I would like every entry below written out exactly.

━━━ Available records ━━━

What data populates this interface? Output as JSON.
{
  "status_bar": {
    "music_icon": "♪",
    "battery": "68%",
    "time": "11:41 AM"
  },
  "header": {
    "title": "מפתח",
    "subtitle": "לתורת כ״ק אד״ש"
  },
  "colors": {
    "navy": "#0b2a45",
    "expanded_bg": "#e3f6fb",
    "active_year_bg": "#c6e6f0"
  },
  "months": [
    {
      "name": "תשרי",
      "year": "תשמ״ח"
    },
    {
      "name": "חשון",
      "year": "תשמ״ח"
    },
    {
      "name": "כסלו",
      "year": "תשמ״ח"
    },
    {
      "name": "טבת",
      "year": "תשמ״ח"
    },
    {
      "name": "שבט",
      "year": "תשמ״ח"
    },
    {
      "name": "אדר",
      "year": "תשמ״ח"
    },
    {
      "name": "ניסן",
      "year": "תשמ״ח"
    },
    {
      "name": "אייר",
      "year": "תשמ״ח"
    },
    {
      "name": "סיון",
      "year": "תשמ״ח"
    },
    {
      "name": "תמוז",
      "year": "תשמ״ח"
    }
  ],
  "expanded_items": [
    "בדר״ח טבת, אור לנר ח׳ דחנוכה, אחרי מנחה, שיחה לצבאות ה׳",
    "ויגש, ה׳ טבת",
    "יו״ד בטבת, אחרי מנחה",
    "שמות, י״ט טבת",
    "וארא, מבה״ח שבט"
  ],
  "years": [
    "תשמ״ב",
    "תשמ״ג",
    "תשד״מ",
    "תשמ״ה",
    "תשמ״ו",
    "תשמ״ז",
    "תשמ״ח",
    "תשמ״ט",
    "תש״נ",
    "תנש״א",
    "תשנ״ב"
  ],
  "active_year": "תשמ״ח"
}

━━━

» Exercise output:
What data populates this interface? Output as JSON.
{
  "status_bar": {
    "music_icon": "♪",
    "battery": "68%",
    "time": "11:41 AM"
  },
  "header": {
    "title": "מפתח",
    "subtitle": "לתורת כ״ק אד״ש"
  },
  "colors": {
    "navy": "#0b2a45",
    "expanded_bg": "#e3f6fb",
    "active_year_bg": "#c6e6f0"
  },
  "months": [
    {
      "name": "תשרי",
      "year": "תשמ״ח"
    },
    {
      "name": "חשון",
      "year": "תשמ״ח"
    },
    {
      "name": "כסלו",
      "year": "תשמ״ח"
    },
    {
      "name": "טבת",
      "year": "תשמ״ח"
    },
    {
      "name": "שבט",
      "year": "תשמ״ח"
    },
    {
      "name": "אדר",
      "year": "תשמ״ח"
    },
    {
      "name": "ניסן",
      "year": "תשמ״ח"
    },
    {
      "name": "אייר",
      "year": "תשמ״ח"
    },
    {
      "name": "סיון",
      "year": "תשמ״ח"
    },
    {
      "name": "תמוז",
      "year": "תשמ״ח"
    }
  ],
  "expanded_items": [
    "בדר״ח טבת, אור לנר ח׳ דחנוכה, אחרי מנחה, שיחה לצבאות ה׳",
    "ויגש, ה׳ טבת",
    "יו״ד בטבת, אחרי מנחה",
    "שמות, י״ט טבת",
    "וארא, מבה״ח שבט"
  ],
  "years": [
    "תשמ״ב",
    "תשמ״ג",
    "תשד״מ",
    "תשמ״ה",
    "תשמ״ו",
    "תשמ״ז",
    "תשמ״ח",
    "תשמ״ט",
    "תש״נ",
    "תנש״א",
    "תשנ״ב"
  ],
  "active_year": "תשמ״ח"
}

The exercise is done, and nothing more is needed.